The story is basically one of love, intermingled with all sorts of confusion and mistaken identities. Henry Miller, played admirably by Anthony Dunn, is the vexed owner of the saloon and he has booked the voluptuous Frances Fryer to perform on his stage; much to the enthusiasm of the locals. But when she turns out to be a he, due to a misunderstanding of the name Francis, things turn nasty. In an attempt to fool his customers, he gets Francis Fryer to dress as a woman and perform. When his wig falls off, the game is quickly over.

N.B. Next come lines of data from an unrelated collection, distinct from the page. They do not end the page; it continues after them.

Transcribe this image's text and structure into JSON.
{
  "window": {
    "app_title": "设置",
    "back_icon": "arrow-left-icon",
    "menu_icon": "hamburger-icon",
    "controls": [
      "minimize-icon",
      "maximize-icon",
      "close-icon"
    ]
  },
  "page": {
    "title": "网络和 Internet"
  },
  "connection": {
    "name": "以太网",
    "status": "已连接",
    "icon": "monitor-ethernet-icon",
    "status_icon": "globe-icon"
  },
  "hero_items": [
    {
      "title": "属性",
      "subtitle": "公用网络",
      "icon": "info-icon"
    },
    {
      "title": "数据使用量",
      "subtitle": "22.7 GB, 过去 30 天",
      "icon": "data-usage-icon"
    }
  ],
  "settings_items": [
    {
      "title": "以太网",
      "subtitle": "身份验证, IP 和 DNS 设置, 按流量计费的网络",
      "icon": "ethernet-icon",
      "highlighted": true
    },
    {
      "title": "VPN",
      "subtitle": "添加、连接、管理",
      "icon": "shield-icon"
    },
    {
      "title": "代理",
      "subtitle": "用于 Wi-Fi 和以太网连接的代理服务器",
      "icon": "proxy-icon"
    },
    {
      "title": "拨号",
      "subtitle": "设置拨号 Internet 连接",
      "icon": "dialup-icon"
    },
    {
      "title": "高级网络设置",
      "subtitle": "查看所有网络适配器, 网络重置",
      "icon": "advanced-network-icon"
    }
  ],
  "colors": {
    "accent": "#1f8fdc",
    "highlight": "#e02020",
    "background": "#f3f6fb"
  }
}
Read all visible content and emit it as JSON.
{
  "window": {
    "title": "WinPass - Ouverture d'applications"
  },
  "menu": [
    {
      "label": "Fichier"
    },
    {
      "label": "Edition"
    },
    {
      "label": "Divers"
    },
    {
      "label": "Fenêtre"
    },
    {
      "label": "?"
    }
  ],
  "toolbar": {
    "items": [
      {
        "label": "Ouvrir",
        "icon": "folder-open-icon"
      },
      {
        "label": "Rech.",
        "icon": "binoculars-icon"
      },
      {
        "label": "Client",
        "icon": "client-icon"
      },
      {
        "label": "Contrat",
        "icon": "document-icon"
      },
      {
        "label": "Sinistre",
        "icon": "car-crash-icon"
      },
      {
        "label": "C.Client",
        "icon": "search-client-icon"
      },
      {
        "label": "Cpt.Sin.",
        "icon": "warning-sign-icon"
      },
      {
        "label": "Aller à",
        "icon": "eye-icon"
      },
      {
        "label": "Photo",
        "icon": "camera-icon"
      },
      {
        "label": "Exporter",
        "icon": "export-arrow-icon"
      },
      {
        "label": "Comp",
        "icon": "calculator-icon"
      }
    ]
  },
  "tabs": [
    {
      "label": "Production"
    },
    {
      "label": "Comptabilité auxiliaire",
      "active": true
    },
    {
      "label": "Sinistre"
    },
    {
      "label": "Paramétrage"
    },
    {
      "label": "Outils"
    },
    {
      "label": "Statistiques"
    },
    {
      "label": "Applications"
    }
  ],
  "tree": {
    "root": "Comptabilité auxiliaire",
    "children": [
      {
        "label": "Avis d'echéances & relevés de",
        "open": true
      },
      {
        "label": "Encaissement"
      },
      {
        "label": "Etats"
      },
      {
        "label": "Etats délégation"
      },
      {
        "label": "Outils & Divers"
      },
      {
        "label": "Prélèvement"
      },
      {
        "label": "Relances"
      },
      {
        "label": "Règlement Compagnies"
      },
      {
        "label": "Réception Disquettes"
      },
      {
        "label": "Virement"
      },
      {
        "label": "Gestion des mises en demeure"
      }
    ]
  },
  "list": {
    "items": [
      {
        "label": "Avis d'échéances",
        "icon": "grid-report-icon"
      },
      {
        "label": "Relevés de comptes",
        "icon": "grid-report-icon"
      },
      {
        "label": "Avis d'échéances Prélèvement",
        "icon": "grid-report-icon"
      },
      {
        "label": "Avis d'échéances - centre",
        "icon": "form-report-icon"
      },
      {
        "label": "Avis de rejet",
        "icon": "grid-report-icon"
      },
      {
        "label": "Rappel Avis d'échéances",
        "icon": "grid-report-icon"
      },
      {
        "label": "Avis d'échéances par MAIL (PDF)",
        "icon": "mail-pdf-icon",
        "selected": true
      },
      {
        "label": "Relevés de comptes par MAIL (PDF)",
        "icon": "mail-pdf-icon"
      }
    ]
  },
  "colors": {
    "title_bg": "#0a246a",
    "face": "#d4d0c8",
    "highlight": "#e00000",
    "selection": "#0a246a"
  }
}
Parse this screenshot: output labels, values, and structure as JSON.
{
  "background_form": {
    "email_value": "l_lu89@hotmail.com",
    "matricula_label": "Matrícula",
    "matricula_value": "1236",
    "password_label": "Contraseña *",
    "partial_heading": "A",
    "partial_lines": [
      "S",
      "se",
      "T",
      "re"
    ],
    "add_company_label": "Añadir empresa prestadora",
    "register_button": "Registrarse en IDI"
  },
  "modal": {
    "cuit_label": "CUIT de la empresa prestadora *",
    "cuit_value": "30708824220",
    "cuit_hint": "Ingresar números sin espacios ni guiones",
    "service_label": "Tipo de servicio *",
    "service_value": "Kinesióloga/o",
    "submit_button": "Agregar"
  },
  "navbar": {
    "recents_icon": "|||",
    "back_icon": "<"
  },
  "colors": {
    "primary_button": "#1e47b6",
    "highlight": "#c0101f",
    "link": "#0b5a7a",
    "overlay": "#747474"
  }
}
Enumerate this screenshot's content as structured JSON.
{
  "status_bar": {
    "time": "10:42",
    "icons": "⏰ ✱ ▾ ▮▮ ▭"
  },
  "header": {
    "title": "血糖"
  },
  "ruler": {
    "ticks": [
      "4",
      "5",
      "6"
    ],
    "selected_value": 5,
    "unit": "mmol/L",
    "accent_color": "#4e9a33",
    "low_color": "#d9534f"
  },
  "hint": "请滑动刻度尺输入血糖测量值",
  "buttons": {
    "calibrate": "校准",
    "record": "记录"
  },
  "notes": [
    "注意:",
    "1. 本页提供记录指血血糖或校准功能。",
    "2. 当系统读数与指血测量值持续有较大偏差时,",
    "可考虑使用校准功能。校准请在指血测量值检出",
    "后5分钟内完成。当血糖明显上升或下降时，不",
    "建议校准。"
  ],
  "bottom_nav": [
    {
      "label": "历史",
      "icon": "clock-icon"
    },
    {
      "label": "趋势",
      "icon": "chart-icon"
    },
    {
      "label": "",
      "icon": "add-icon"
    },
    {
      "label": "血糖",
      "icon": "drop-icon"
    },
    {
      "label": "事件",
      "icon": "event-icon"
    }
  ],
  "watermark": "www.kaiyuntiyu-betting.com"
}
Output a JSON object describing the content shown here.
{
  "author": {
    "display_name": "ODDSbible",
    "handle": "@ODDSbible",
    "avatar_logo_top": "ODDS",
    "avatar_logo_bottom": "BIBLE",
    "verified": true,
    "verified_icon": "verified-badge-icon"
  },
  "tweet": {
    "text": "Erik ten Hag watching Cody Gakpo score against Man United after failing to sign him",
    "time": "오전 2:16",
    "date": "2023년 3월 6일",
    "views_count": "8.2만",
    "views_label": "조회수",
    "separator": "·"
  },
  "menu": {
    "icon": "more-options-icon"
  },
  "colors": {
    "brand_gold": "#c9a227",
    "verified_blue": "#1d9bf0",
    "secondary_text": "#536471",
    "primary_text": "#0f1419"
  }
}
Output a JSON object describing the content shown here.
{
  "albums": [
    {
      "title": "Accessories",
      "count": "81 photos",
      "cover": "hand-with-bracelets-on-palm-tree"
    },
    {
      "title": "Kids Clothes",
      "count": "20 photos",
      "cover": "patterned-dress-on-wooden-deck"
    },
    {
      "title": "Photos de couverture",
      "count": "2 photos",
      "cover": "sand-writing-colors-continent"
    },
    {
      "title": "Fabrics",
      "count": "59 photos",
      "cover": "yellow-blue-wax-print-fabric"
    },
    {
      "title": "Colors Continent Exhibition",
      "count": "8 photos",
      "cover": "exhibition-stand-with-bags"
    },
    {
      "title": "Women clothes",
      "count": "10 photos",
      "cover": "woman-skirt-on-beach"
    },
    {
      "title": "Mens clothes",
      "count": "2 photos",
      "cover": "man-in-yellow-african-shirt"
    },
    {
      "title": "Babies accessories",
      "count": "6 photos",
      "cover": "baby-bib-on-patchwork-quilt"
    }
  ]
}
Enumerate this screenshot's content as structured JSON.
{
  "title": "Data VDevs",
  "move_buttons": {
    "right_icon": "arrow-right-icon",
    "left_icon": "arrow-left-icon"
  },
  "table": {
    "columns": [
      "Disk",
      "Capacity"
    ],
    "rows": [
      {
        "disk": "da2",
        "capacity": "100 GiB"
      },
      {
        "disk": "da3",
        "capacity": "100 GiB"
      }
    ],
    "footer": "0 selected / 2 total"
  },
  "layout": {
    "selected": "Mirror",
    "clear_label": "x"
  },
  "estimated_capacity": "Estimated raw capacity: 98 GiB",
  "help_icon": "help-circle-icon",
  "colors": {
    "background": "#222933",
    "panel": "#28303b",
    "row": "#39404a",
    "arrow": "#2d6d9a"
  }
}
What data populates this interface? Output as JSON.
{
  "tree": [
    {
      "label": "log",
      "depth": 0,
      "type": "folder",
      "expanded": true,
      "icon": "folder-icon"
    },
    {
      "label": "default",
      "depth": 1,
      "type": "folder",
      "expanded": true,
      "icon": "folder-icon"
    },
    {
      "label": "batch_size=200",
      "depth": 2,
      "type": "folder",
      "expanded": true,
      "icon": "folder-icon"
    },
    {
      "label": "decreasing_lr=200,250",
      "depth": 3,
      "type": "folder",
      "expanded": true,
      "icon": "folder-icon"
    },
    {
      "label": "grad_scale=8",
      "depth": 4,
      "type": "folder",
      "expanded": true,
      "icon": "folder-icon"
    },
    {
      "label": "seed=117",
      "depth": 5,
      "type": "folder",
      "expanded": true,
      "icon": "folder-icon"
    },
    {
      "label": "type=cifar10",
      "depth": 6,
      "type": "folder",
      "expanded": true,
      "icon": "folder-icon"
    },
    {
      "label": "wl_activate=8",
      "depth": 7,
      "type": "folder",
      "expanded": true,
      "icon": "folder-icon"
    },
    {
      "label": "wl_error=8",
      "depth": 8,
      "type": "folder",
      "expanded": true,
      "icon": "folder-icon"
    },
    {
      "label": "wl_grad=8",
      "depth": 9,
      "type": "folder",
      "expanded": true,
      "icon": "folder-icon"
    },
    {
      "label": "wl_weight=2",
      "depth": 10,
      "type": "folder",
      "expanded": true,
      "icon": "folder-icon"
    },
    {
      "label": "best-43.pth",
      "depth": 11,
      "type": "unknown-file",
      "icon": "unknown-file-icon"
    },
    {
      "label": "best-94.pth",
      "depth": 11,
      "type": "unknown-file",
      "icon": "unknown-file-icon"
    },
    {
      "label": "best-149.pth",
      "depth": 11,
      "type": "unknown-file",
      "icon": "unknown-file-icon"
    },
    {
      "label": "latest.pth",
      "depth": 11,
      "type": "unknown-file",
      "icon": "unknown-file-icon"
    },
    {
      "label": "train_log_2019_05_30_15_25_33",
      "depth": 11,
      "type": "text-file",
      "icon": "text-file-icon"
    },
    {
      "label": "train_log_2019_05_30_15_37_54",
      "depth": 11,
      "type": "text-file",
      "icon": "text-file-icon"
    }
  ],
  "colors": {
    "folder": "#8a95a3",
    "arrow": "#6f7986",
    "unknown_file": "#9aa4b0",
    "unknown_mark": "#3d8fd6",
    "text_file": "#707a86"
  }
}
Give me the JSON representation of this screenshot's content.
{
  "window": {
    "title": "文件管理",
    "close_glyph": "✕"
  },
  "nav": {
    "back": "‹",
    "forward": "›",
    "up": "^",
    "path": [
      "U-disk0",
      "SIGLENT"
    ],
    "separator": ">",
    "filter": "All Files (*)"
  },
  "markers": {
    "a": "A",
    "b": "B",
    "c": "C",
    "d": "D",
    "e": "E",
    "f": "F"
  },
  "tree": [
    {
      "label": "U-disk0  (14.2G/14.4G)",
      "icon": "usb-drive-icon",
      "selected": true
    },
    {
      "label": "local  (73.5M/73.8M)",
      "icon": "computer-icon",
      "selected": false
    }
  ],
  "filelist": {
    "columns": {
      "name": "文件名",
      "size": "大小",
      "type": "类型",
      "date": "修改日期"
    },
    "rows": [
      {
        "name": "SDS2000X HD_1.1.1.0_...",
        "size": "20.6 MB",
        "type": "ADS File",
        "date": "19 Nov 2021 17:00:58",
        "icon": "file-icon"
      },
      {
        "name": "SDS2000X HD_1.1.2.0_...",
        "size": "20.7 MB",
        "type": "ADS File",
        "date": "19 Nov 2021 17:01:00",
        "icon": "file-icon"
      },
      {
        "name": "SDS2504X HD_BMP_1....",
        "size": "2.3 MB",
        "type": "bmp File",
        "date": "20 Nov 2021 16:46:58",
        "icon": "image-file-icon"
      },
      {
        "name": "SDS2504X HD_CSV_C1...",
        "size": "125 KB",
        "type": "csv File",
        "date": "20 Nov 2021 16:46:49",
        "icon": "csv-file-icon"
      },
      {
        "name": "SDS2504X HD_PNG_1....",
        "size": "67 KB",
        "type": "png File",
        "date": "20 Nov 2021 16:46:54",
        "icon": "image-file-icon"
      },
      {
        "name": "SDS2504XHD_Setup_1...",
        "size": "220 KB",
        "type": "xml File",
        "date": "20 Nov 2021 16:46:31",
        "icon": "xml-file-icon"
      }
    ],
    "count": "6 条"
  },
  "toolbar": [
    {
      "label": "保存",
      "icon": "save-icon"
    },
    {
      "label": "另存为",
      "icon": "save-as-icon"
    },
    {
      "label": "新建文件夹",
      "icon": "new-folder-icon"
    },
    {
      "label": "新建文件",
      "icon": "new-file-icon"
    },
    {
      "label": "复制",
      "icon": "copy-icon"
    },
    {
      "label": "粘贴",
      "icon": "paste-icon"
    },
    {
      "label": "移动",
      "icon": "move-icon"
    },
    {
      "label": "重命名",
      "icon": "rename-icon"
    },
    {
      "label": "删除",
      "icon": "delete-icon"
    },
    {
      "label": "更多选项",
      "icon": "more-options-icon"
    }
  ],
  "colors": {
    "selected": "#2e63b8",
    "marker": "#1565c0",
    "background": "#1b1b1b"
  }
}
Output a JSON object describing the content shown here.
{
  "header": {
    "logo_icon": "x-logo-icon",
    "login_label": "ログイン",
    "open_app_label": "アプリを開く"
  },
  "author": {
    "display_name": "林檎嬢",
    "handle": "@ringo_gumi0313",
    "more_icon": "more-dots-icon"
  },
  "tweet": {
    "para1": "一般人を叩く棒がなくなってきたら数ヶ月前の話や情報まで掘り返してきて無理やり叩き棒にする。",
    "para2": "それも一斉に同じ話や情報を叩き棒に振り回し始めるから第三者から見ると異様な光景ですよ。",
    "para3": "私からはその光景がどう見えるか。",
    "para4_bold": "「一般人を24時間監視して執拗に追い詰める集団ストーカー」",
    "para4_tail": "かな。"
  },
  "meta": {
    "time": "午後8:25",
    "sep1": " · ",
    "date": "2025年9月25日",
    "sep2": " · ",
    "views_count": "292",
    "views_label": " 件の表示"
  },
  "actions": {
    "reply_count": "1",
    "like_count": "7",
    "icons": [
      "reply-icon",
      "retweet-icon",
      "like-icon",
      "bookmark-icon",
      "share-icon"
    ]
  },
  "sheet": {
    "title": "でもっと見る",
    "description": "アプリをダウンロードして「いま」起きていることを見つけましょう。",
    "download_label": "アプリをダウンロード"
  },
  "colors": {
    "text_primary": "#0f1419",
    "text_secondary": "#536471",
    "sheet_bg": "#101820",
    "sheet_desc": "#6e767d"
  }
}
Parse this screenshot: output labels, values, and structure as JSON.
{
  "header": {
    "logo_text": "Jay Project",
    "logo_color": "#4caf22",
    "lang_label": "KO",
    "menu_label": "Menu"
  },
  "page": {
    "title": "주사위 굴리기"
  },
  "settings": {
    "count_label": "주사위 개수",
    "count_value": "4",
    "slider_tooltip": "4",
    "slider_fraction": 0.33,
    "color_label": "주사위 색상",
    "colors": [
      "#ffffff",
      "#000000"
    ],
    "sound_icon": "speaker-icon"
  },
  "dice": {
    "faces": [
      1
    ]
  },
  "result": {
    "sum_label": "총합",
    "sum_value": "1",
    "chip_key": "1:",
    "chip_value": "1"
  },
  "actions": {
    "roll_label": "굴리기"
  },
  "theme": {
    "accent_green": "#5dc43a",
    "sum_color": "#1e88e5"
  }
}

Stetsons off to Rob Delaney as Francis Fryer whose piano playing and amiable hoofing around was funny and at the same time perceptive as he covered for the young Katie, masquerading as Adelaid Adams.

Up steps Calamity Jane, whose reputation in Deadwood rests upon her ability to behave more like a guy than a girl. Jodie Prenger is finely cast as the buck skinned, short tempered firecracker who boasts that she will go to ‘Chicagee’ in a bid to find an acting star; in this case, burlesque floozy Adelaid Adams, for the Deadwood Theatre.

Whilst she is known for boasting about her amazing tales of adventure, the general opinion is that ‘she’s not exactly lying but she’s careless with the truth’, and so there are doubts as to whether she can make good on her promise. Unfortunately she acquires Adam’s maid Katie, by mistake, thus unleashing a whole world of trouble once the cat is inevitably out of the bag.

When the duplicity is discovered all hell threatens to break loose but the new girl is rather talented and rapidly becomes the object of desire of both Wild Bill Hickok (Tom Lister) and Lieutenant Danny Gilmartin (Alex Hammond) on whom Calamity has set her own gun sights.

Jodie Prenger was born to play Calamity Jane. With her strident voice, engaging presence and ownership of the stage, she plays the title role with great gusto and nicely revealed vulnerability.

Emmerdale hunk, Tom Lister languidly plays her foil (and eventual husband) Wild Bill Hickok with a tremendous wry humour and his musicality was a revelation. Delivering a powerful spirited performance, his rendition of Higher Than A Hawk was simply beautiful.

What was impressive was that this is a multi-talented cast who not only can sing, dance, act, but they all play musical instruments, often all at the same time.

Rattlesnake (Paul Kissaun, a former member of the group, The Flying Pickets) is a wonderfully hirsute bear-like figure and could have stepped straight out of a spaghetti western. Christina Tedders gives a seductive performance of The Man That I’ll Marry Is Harry, in the role of the diva Adelaid, whilst Phoebe Street is delightful as the ambitious Katie Brown. The onstage banter between Lister as Wild Bill and Alex Hammond as the Lieutenant was simply hilarious, whilst superlative support was received from Jon Bonner as Doc, Jamie Noar as Hank and the lovely Sioned Saunders playing Susan.

But it was the songs that we had all come to hear. The very emotive The Black Hills Of Dakota never failed to impress; Just Blew In From the Windy City was fun with no end of merry abandon, whilst the Deadwood Stage was a number you simply wanted to sing a long too. Eventually Prenger delivered Secret Love which was substantially different from Doris Day’s saccharine version, but was no less potent.

Directed with flair and panache by Nickolai Foster, this was a jubilant celebration of musical theatre that makes you want to join in with a very sincere Yee Ha! The stage coach ride from The Windy City was a piece of inventive magical theatre, whilst the simple devices of turning a honky tonk piano into a stage coach and coconut shells for galloping horses only added to the pleasurably barnstorming nature of the show.

Every one of the 135 minutes was highly watchable and if you are not singing Whip Crack Away as you head for home, then I’ll eat my Stetson.